(Element data from apps and pages)

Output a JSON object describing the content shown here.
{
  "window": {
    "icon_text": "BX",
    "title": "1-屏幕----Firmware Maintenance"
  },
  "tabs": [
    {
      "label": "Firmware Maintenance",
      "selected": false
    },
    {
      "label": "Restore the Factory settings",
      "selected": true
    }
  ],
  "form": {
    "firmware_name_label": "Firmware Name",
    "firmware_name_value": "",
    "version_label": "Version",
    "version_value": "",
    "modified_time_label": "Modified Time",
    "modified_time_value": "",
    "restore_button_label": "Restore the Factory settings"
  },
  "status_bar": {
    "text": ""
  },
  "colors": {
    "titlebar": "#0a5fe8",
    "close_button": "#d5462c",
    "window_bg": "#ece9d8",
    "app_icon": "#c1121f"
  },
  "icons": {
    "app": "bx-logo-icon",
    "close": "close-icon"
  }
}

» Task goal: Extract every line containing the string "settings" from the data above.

» Result for this task:
      "label": "Restore the Factory settings",
    "restore_button_label": "Restore the Factory settings"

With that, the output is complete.